Cryptocurrency for Beginners: 7 Questions to Ask
Understanding the hottest money trend.

How Credit Card Rewards Made Their Dreams Come True
Building rewards with an ultimate goal in mind.

Ask Brianna: Should I Tell My Partner I’m in Serious Debt?
When it’s time to confess.

If You’re Paying Fees of Any Kind, Get a New Bank
Don’t pay for your banking.

Thursday’s need-to-know money news

Today’s top story: Whittle down your debt while having bad credit. Also in the news: 6 secrets from flight crews to stave off jet lag, what to buy every month of the year in 2018, and 3 ways you can better save for retirement.

Bad Credit? You Still Have Tools to Whittle Down Debt
You must be proactive.

6 Secrets From Flight Crews to Stave Off Travel Exhaustion
Keeping jet lag away.

What to Buy Every Month of the Year in 2018
Plan your shopping accordingly.

3 ways you can save better for retirement
Every penny counts.

Thursday’s need-to-know money news

Today’s top story: What to do about the Fed rate hike. Also in the news: How to deal with credit card fraud, driverless cars, and how your credit card debt is costing you nearly $1000 a year.

Fed Rate Hike: Here’s What to Do
Don’t panic.

First Time Dealing With Credit Card Fraud? You Got This
Important steps to take.

Are Fully Self-Driving Cars Just Around the Corner?
Should we fear the driverless car?

Credit card debt is costing you nearly $1,000 per year
Interest piles up.

Wednesday’s need-to-know money news

Today’s top story: 3 steps to tame your debt in an hour or less. Also in the news: 10 housing and mortgage trends to watch for in 2018, how one woman ditched over 50K in debt, and why to be wary of instaloans in stores.

3 Steps to Tame Your Debt in an Hour or Less
Concrete steps.

10 Housing and Mortgage Trends to Watch for in 2018
What to keep an eye on.

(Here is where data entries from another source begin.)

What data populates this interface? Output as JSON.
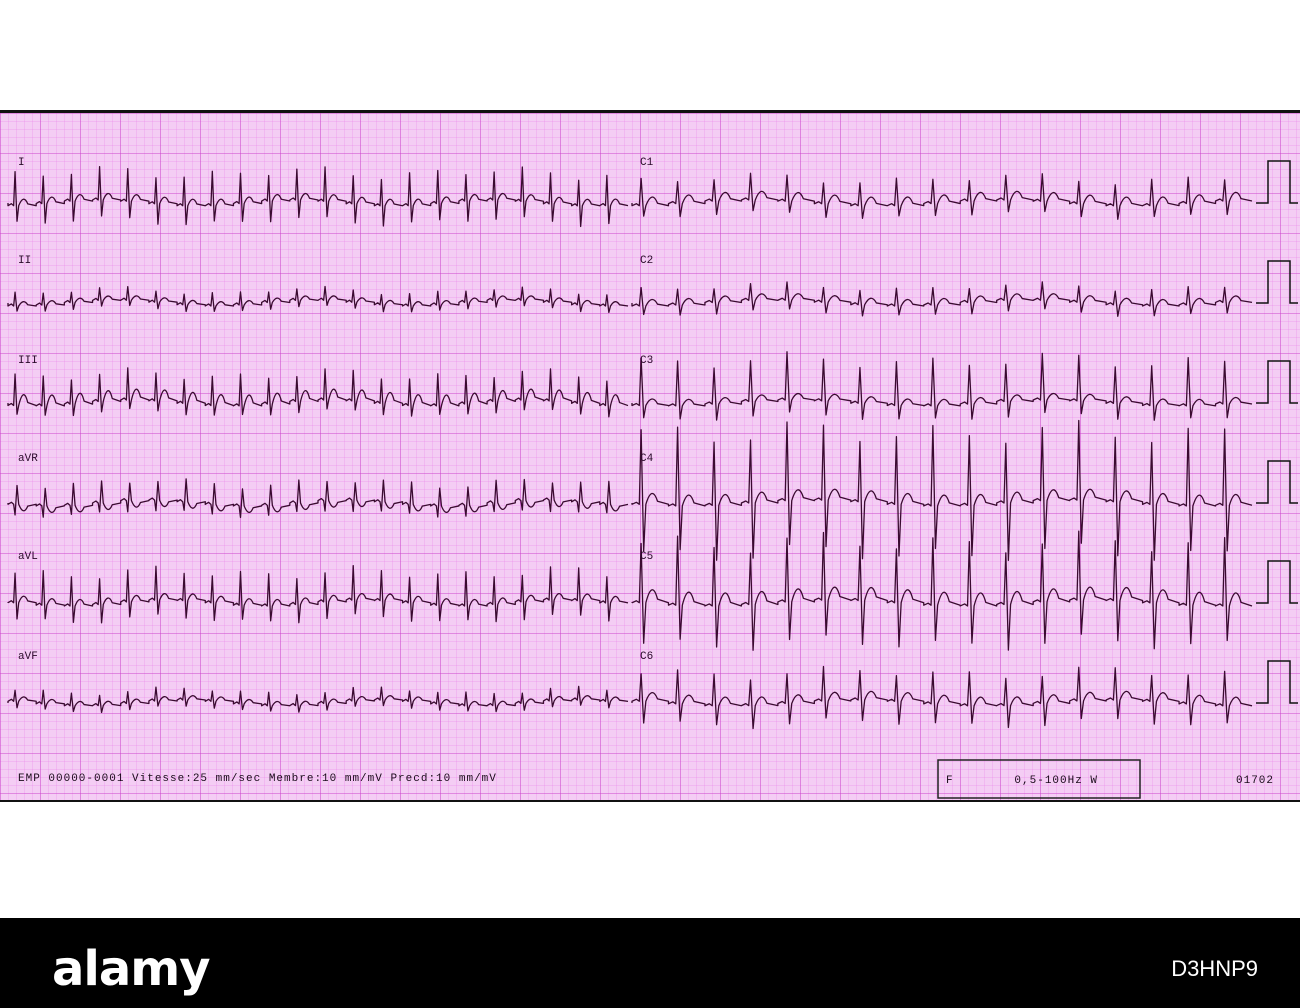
{
  "ecg": {
    "leads_left": [
      "I",
      "II",
      "III",
      "aVR",
      "aVL",
      "aVF"
    ],
    "leads_right": [
      "C1",
      "C2",
      "C3",
      "C4",
      "C5",
      "C6"
    ],
    "info_line": "EMP 00000-0001   Vitesse:25 mm/sec Membre:10 mm/mV Precd:10 mm/mV",
    "filter_box": "F        0,5-100Hz W",
    "page_number": "01702",
    "grid_color": "#e060e0",
    "trace_color": "#3a0a30",
    "paper_color": "#f2c8f2"
  },
  "watermark": {
    "logo": "alamy",
    "image_id": "D3HNP9"
  }
}
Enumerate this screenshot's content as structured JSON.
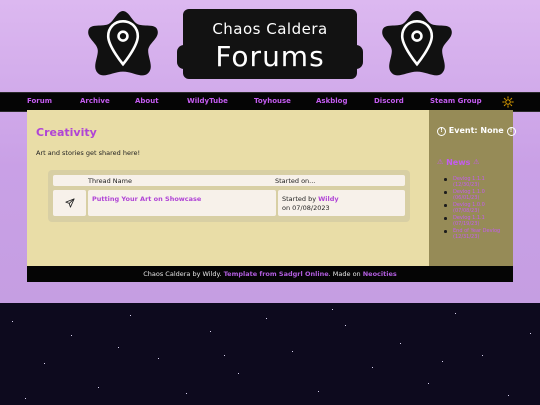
{
  "site": {
    "title_top": "Chaos Caldera",
    "title_main": "Forums"
  },
  "nav": {
    "items": [
      {
        "label": "Forum"
      },
      {
        "label": "Archive"
      },
      {
        "label": "About"
      },
      {
        "label": "WildyTube"
      },
      {
        "label": "Toyhouse"
      },
      {
        "label": "Askblog"
      },
      {
        "label": "Discord"
      },
      {
        "label": "Steam Group"
      }
    ],
    "theme_icon": "sun-icon"
  },
  "main": {
    "title": "Creativity",
    "description": "Art and stories get shared here!",
    "table": {
      "headers": [
        "Thread Name",
        "Started on..."
      ],
      "rows": [
        {
          "icon": "send-icon",
          "thread": "Putting Your Art on Showcase",
          "started_prefix": "Started by ",
          "user": "Wildy",
          "date": "on 07/08/2023"
        }
      ]
    }
  },
  "sidebar": {
    "event_label": "Event: None",
    "news_title": "News",
    "news_items": [
      "Devlog 1.1.1 (12/30/23)",
      "Devlog 1.1.0 (06/01/23)",
      "Devlog 1.0.0 (07/08/23)",
      "Devlog 1.1.1 (07/19/23)",
      "End of Year Devlog (12/31/23)"
    ]
  },
  "footer": {
    "prefix": "Chaos Caldera by Wildy. ",
    "template_link": "Template from Sadgrl Online",
    "middle": ". Made on ",
    "host_link": "Neocities"
  },
  "colors": {
    "accent": "#c45cf0",
    "main_bg": "#e9dda7",
    "sidebar_bg": "#968b57",
    "nav_bg": "#050505"
  }
}
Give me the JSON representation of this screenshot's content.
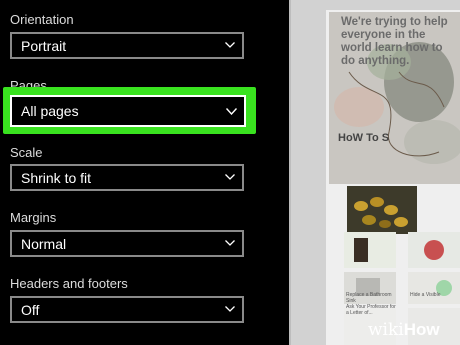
{
  "settings": {
    "orientation": {
      "label": "Orientation",
      "value": "Portrait"
    },
    "pages": {
      "label": "Pages",
      "value": "All pages"
    },
    "scale": {
      "label": "Scale",
      "value": "Shrink to fit"
    },
    "margins": {
      "label": "Margins",
      "value": "Normal"
    },
    "headers_footers": {
      "label": "Headers and footers",
      "value": "Off"
    }
  },
  "preview": {
    "headline": "We're trying to help everyone in the world learn how to do anything.",
    "howto_mark": "HoW To S",
    "small_captions": [
      "Ask Your Professor for a Letter of...",
      "Replace a Bathroom Sink",
      "Hide a Visible"
    ],
    "watermark": {
      "wiki": "wiki",
      "how": "How"
    }
  },
  "colors": {
    "highlight": "#39e21f",
    "panel_bg": "#000000",
    "preview_bg": "#d2d2d2"
  }
}
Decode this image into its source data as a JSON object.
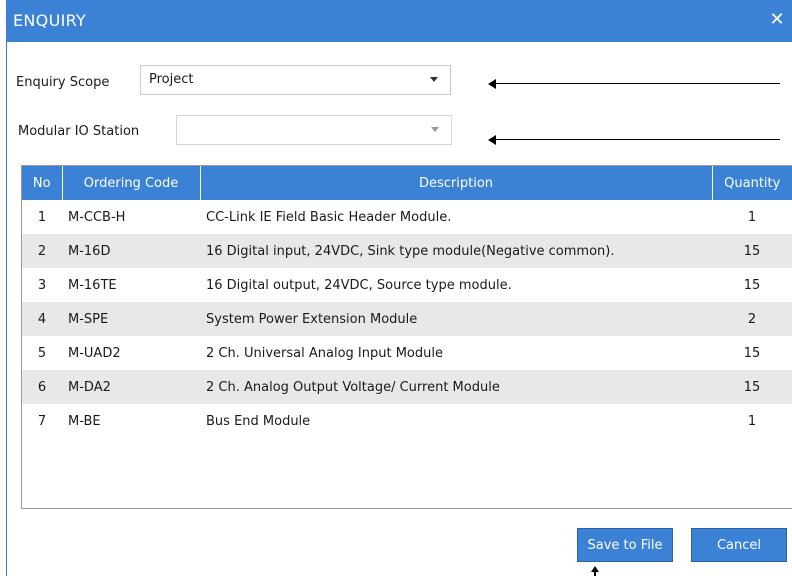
{
  "window": {
    "title": "ENQUIRY",
    "close_glyph": "✕"
  },
  "form": {
    "scope_label": "Enquiry Scope",
    "scope_value": "Project",
    "station_label": "Modular IO Station",
    "station_value": ""
  },
  "table": {
    "headers": [
      "No",
      "Ordering Code",
      "Description",
      "Quantity"
    ],
    "rows": [
      {
        "no": "1",
        "code": "M-CCB-H",
        "desc": "CC-Link IE Field Basic Header Module.",
        "qty": "1"
      },
      {
        "no": "2",
        "code": "M-16D",
        "desc": "16 Digital input, 24VDC, Sink type module(Negative common).",
        "qty": "15"
      },
      {
        "no": "3",
        "code": "M-16TE",
        "desc": "16 Digital output, 24VDC, Source type module.",
        "qty": "15"
      },
      {
        "no": "4",
        "code": "M-SPE",
        "desc": "System Power Extension Module",
        "qty": "2"
      },
      {
        "no": "5",
        "code": "M-UAD2",
        "desc": "2 Ch. Universal Analog Input Module",
        "qty": "15"
      },
      {
        "no": "6",
        "code": "M-DA2",
        "desc": "2 Ch. Analog Output Voltage/ Current Module",
        "qty": "15"
      },
      {
        "no": "7",
        "code": "M-BE",
        "desc": "Bus End Module",
        "qty": "1"
      }
    ]
  },
  "buttons": {
    "save_label": "Save to File",
    "cancel_label": "Cancel"
  },
  "colors": {
    "accent": "#3b82d6",
    "row_alt": "#e8e8e8",
    "border": "#9a9a9a"
  },
  "icons": {
    "close": "close-icon",
    "dropdown": "chevron-down-icon",
    "annotation": "arrow-left-icon"
  }
}
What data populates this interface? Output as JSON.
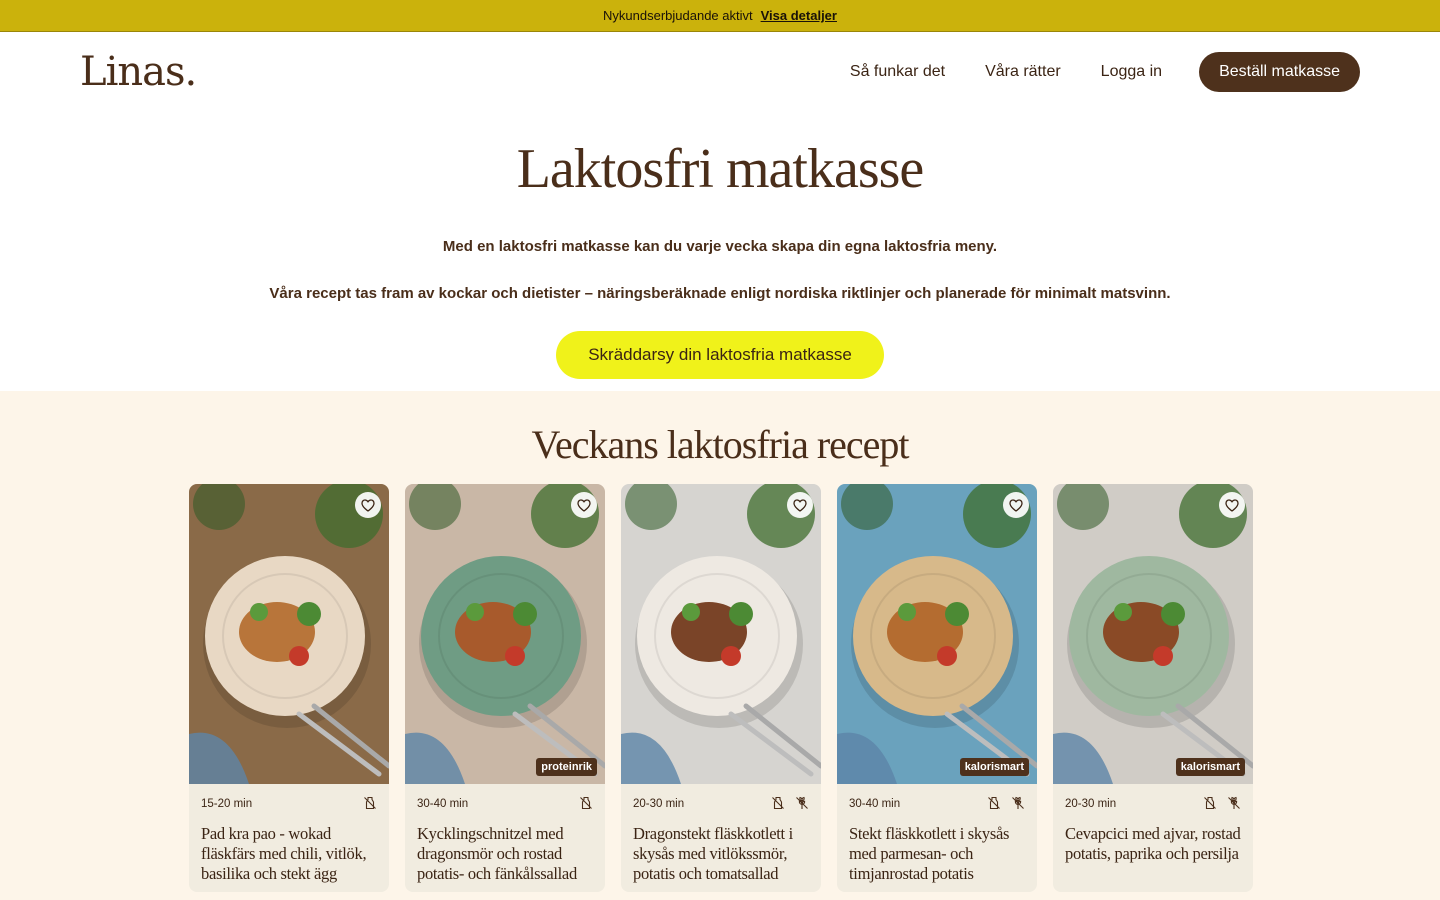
{
  "promo": {
    "text": "Nykundserbjudande aktivt",
    "link": "Visa detaljer"
  },
  "nav": {
    "logo": "Linas.",
    "links": [
      "Så funkar det",
      "Våra rätter",
      "Logga in"
    ],
    "cta": "Beställ matkasse"
  },
  "hero": {
    "title": "Laktosfri matkasse",
    "p1": "Med en laktosfri matkasse kan du varje vecka skapa din egna laktosfria meny.",
    "p2": "Våra recept tas fram av kockar och dietister – näringsberäknade enligt nordiska riktlinjer och planerade för minimalt matsvinn.",
    "cta": "Skräddarsy din laktosfria matkasse"
  },
  "recipes": {
    "heading": "Veckans laktosfria recept",
    "cards": [
      {
        "time": "15-20 min",
        "title": "Pad kra pao - wokad fläskfärs med chili, vitlök, basilika och stekt ägg",
        "tag": "",
        "icons": [
          "no-milk-icon"
        ],
        "bg": "#8a6a48",
        "plate": "#e8d8c4",
        "food": "#b8753a"
      },
      {
        "time": "30-40 min",
        "title": "Kycklingschnitzel med dragonsmör och rostad potatis- och fänkålssallad",
        "tag": "proteinrik",
        "icons": [
          "no-milk-icon"
        ],
        "bg": "#c9b7a6",
        "plate": "#6f9c84",
        "food": "#a85a2c"
      },
      {
        "time": "20-30 min",
        "title": "Dragonstekt fläskkotlett i skysås med vitlökssmör, potatis och tomatsallad",
        "tag": "",
        "icons": [
          "no-milk-icon",
          "no-gluten-icon"
        ],
        "bg": "#d6d4d0",
        "plate": "#eee9e2",
        "food": "#7a4428"
      },
      {
        "time": "30-40 min",
        "title": "Stekt fläskkotlett i skysås med parmesan- och timjanrostad potatis",
        "tag": "kalorismart",
        "icons": [
          "no-milk-icon",
          "no-gluten-icon"
        ],
        "bg": "#6aa2bd",
        "plate": "#d7b98a",
        "food": "#b46c30"
      },
      {
        "time": "20-30 min",
        "title": "Cevapcici med ajvar, rostad potatis, paprika och persilja",
        "tag": "kalorismart",
        "icons": [
          "no-milk-icon",
          "no-gluten-icon"
        ],
        "bg": "#d0ccc6",
        "plate": "#9fb8a0",
        "food": "#8a4a26"
      }
    ]
  }
}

How I Ditched Debt: A Wish List Kept Her Going
Read a success story.

Retailers now offers Instaloans to pay for purchasesBuyer beware,